Congratulations, you have completed part 1 of 2. Part 2 will be featured in the next issue!
As always, you will be able to download a transcription by selecting the menu option in this page.
I strongly recommend experimenting with a few picking variations, changing the chords as you wish in terms voicing (higher or lower), as well as trying the same picking pattern on a different chord progression, or using a ‘capo’ on fret 2 or for a brighter outcome.
When repeating any section twice or more, you may want to play ‘sul ponticello’, (closer to the bridge) or ‘sul tasto’ (over the frets) for a more contrasting result.
As recommended in the previous columns, where we mainly focused on the picking hand, we ought to focus most of all on accuracy and consistency of tone. Strategies to further improvement include the use of the planting technique described in the previous columns, resting our fingers onto the chosen strings, and executing each stroke with a controlled and even pressure and with tonal and dynamic awareness. Each note we play should sound as full-bodied and as good as the previous one.

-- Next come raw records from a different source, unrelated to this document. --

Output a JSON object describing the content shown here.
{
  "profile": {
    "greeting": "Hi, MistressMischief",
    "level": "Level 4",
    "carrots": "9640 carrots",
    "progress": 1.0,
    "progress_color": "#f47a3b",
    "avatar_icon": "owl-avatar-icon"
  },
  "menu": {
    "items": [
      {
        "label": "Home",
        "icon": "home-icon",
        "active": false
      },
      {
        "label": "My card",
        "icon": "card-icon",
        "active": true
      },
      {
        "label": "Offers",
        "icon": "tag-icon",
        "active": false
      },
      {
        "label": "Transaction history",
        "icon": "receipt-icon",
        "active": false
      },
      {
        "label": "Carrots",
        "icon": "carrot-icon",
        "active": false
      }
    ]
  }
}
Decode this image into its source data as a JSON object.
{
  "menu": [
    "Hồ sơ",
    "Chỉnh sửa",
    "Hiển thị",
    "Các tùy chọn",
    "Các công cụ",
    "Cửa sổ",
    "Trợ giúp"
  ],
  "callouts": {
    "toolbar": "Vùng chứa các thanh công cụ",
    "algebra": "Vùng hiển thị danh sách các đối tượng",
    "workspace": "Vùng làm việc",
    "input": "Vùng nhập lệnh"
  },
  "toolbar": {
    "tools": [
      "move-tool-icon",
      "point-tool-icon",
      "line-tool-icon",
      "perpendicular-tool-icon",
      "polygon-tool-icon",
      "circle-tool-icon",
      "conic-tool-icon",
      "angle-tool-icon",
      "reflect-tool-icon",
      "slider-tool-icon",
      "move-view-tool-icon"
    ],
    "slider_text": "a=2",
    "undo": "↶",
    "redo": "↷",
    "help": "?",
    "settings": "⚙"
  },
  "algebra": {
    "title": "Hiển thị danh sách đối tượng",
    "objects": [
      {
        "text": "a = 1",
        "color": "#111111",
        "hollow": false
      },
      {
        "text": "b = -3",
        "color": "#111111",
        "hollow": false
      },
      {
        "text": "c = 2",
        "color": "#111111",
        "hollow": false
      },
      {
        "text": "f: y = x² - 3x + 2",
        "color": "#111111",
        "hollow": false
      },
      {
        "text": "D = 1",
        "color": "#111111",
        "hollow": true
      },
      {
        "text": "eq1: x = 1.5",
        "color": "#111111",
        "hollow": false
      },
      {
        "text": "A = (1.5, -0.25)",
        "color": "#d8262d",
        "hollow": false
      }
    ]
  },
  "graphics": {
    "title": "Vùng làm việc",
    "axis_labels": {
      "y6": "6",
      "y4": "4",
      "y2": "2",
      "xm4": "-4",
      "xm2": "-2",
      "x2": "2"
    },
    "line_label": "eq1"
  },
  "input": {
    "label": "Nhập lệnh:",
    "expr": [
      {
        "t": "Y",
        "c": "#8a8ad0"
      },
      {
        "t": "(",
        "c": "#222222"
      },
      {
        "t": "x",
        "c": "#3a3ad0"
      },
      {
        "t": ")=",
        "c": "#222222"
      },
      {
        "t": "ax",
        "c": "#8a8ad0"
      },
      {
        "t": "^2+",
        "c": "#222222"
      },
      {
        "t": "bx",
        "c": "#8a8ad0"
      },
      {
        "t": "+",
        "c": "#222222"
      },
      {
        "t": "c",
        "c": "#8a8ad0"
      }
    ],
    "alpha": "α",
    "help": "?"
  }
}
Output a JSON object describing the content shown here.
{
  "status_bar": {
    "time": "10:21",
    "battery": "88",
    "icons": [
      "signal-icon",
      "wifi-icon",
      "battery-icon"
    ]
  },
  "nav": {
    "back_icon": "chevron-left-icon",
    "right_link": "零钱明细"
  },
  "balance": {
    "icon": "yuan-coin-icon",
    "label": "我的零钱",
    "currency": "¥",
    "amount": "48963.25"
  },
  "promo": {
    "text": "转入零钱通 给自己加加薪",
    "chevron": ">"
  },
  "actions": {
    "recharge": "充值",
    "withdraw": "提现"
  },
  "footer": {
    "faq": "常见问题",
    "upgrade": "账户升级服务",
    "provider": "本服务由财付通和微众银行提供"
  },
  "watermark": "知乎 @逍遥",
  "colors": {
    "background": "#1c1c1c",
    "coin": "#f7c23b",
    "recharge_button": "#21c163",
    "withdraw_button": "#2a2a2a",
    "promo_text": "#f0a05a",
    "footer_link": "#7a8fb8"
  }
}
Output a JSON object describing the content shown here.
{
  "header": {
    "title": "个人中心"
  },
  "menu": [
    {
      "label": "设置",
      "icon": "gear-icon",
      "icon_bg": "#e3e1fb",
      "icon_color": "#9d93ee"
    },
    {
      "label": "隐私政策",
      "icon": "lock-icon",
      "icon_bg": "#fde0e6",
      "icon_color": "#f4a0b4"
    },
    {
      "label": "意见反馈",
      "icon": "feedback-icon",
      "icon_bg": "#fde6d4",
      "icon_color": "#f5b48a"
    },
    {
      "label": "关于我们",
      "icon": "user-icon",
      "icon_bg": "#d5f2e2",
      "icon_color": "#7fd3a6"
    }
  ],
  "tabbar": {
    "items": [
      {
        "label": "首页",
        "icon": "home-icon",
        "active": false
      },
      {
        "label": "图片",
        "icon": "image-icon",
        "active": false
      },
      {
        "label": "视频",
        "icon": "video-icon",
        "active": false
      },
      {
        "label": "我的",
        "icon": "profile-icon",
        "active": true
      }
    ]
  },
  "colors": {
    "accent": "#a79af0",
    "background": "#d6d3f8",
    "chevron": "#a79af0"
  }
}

You may want to refer to my previous columns for a more thorough explanation of the ‘a campanella’ technique.
Please focus on minimum-movement approach, as this will help delivering the piece in a more accurate and consistent manner, while saving energy.
This will complete this fingerstyle and guitar composition lesson.
Creating this piece was great fun and also an excellent way to further develop my coordination skills, essential to play fingerstyle guitar.
I hope you will enjoy playing this study piece and that this will give you some ideas on how to write your own solo guitar compositions.